**Problem**
The entries that follow need to be reproduced exactly, minus any images.

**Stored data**

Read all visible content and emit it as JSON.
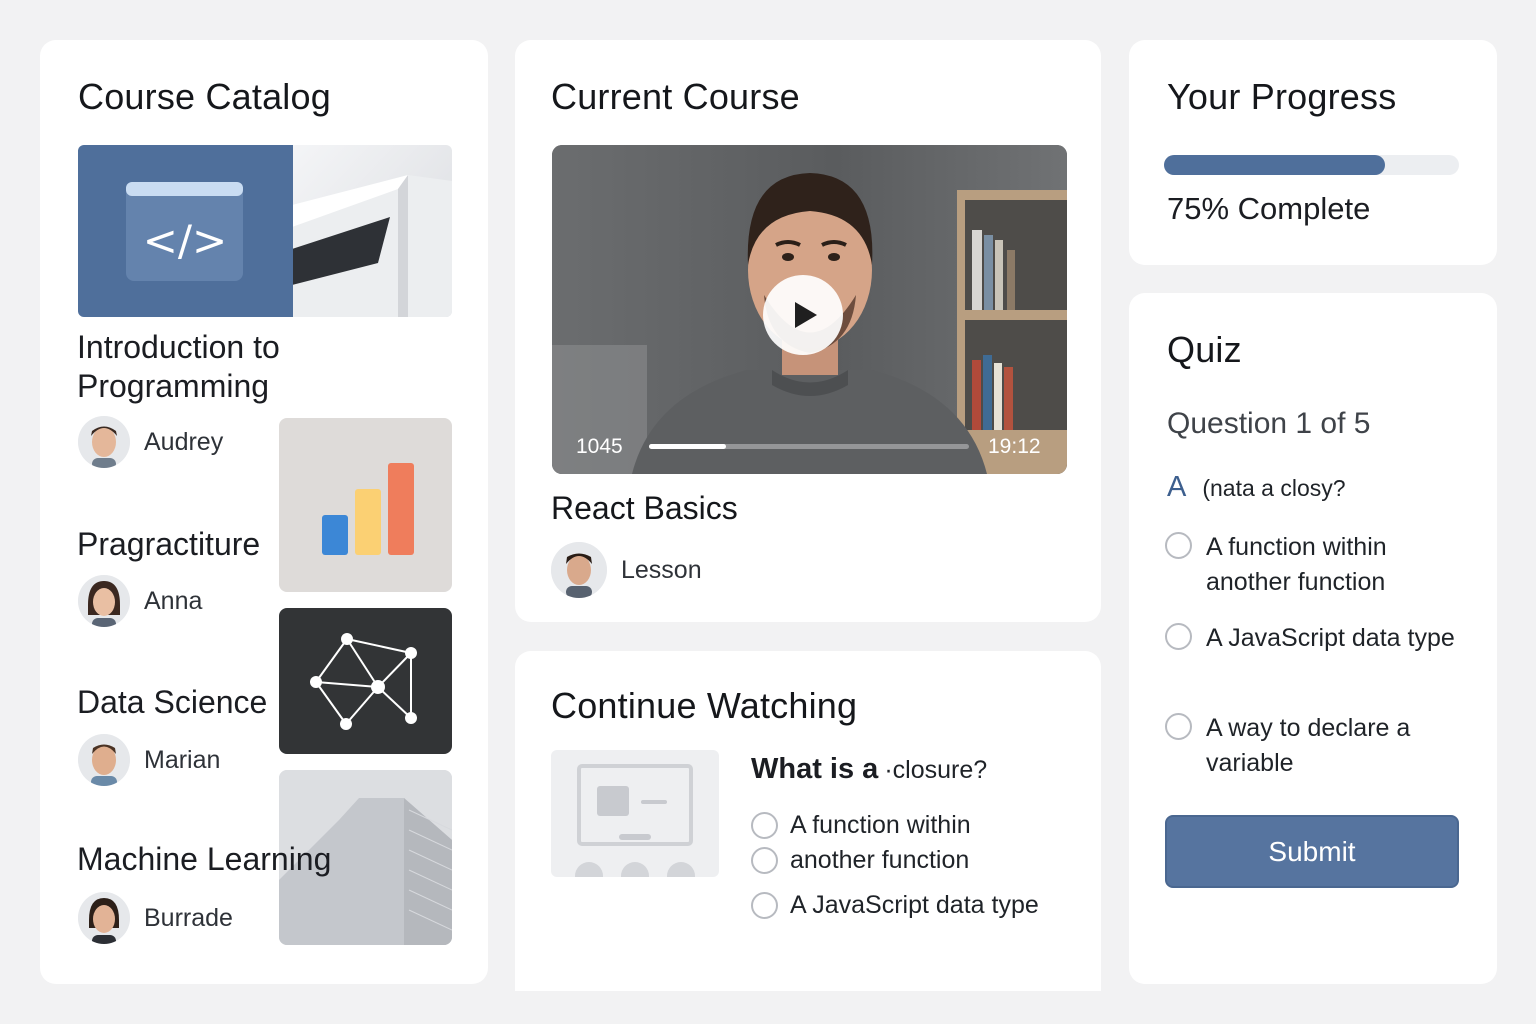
{
  "catalog": {
    "title": "Course Catalog",
    "courses": [
      {
        "title": "Introduction to Programming",
        "author": "Audrey"
      },
      {
        "title": "Pragractiture",
        "author": "Anna"
      },
      {
        "title": "Data Science",
        "author": "Marian"
      },
      {
        "title": "Machine Learning",
        "author": "Burrade"
      }
    ],
    "chart_colors": [
      "#3c87d6",
      "#fbd073",
      "#ef7d5c"
    ]
  },
  "current": {
    "title": "Current Course",
    "course_name": "React Basics",
    "lesson_label": "Lesson",
    "video": {
      "time_elapsed": "1045",
      "time_total": "19:12",
      "progress": 0.24
    }
  },
  "continue": {
    "title": "Continue Watching",
    "question_prefix": "What is a",
    "question_rest": "·closure?",
    "options": [
      "A function within",
      "another function",
      "A JavaScript data type"
    ]
  },
  "progress": {
    "title": "Your Progress",
    "percent": 75,
    "label": "75% Complete"
  },
  "quiz": {
    "title": "Quiz",
    "counter": "Question 1 of 5",
    "question_letter": "A",
    "question_text": "(nata a closy?",
    "options": [
      "A function within another function",
      "A JavaScript data type",
      "A way to declare a variable"
    ],
    "submit_label": "Submit"
  },
  "colors": {
    "accent": "#56749f",
    "progress": "#4f6f9b"
  }
}
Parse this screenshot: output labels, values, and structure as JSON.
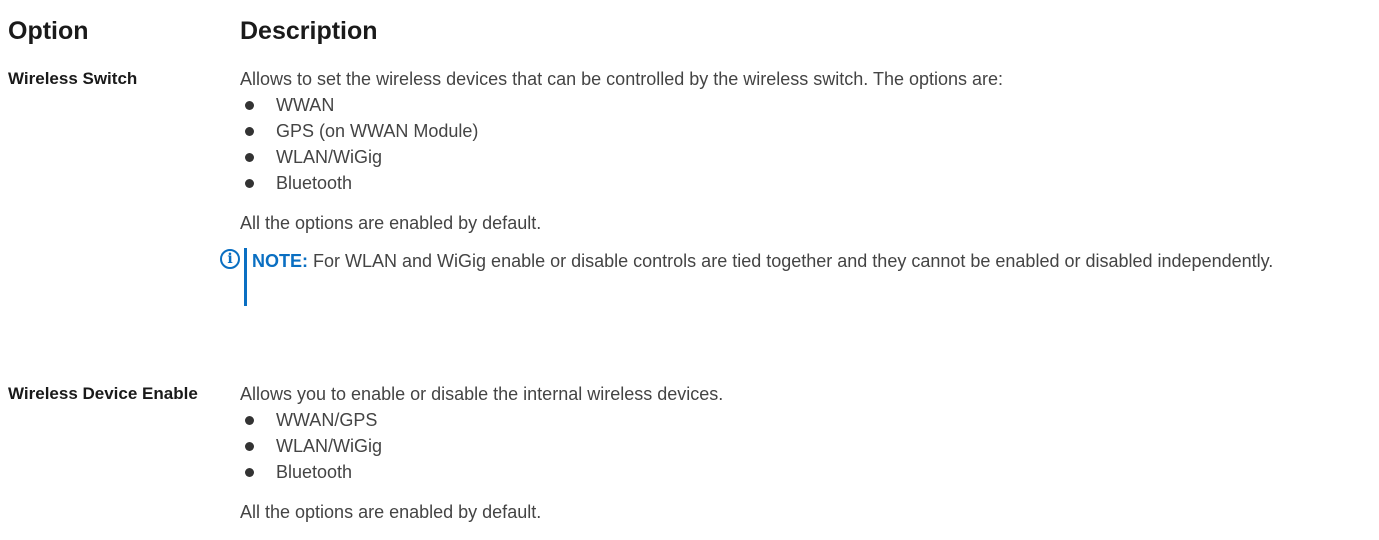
{
  "table": {
    "header": {
      "option": "Option",
      "description": "Description"
    },
    "rows": [
      {
        "option": "Wireless Switch",
        "intro": "Allows to set the wireless devices that can be controlled by the wireless switch. The options are:",
        "items": [
          "WWAN",
          "GPS (on WWAN Module)",
          "WLAN/WiGig",
          "Bluetooth"
        ],
        "footer": "All the options are enabled by default.",
        "note": {
          "label": "NOTE:",
          "text": "For WLAN and WiGig enable or disable controls are tied together and they cannot be enabled or disabled independently."
        }
      },
      {
        "option": "Wireless Device Enable",
        "intro": "Allows you to enable or disable the internal wireless devices.",
        "items": [
          "WWAN/GPS",
          "WLAN/WiGig",
          "Bluetooth"
        ],
        "footer": "All the options are enabled by default."
      }
    ]
  },
  "colors": {
    "accent": "#0a6fc2",
    "text": "#444444",
    "heading": "#1a1a1a"
  }
}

**Exercise result**
Read all visible content and emit it as JSON.
{
  "catalog": {
    "title": "Course Catalog",
    "courses": [
      {
        "title": "Introduction to Programming",
        "author": "Audrey"
      },
      {
        "title": "Pragractiture",
        "author": "Anna"
      },
      {
        "title": "Data Science",
        "author": "Marian"
      },
      {
        "title": "Machine Learning",
        "author": "Burrade"
      }
    ],
    "chart_colors": [
      "#3c87d6",
      "#fbd073",
      "#ef7d5c"
    ]
  },
  "current": {
    "title": "Current Course",
    "course_name": "React Basics",
    "lesson_label": "Lesson",
    "video": {
      "time_elapsed": "1045",
      "time_total": "19:12",
      "progress": 0.24
    }
  },
  "continue": {
    "title": "Continue Watching",
    "question_prefix": "What is a",
    "question_rest": "·closure?",
    "options": [
      "A function within",
      "another function",
      "A JavaScript data type"
    ]
  },
  "progress": {
    "title": "Your Progress",
    "percent": 75,
    "label": "75% Complete"
  },
  "quiz": {
    "title": "Quiz",
    "counter": "Question 1 of 5",
    "question_letter": "A",
    "question_text": "(nata a closy?",
    "options": [
      "A function within another function",
      "A JavaScript data type",
      "A way to declare a variable"
    ],
    "submit_label": "Submit"
  },
  "colors": {
    "accent": "#56749f",
    "progress": "#4f6f9b"
  }
}
Parse this screenshot: output labels, values, and structure as JSON.
{
  "table": {
    "header": {
      "option": "Option",
      "description": "Description"
    },
    "rows": [
      {
        "option": "Wireless Switch",
        "intro": "Allows to set the wireless devices that can be controlled by the wireless switch. The options are:",
        "items": [
          "WWAN",
          "GPS (on WWAN Module)",
          "WLAN/WiGig",
          "Bluetooth"
        ],
        "footer": "All the options are enabled by default.",
        "note": {
          "label": "NOTE:",
          "text": "For WLAN and WiGig enable or disable controls are tied together and they cannot be enabled or disabled independently."
        }
      },
      {
        "option": "Wireless Device Enable",
        "intro": "Allows you to enable or disable the internal wireless devices.",
        "items": [
          "WWAN/GPS",
          "WLAN/WiGig",
          "Bluetooth"
        ],
        "footer": "All the options are enabled by default."
      }
    ]
  },
  "colors": {
    "accent": "#0a6fc2",
    "text": "#444444",
    "heading": "#1a1a1a"
  }
}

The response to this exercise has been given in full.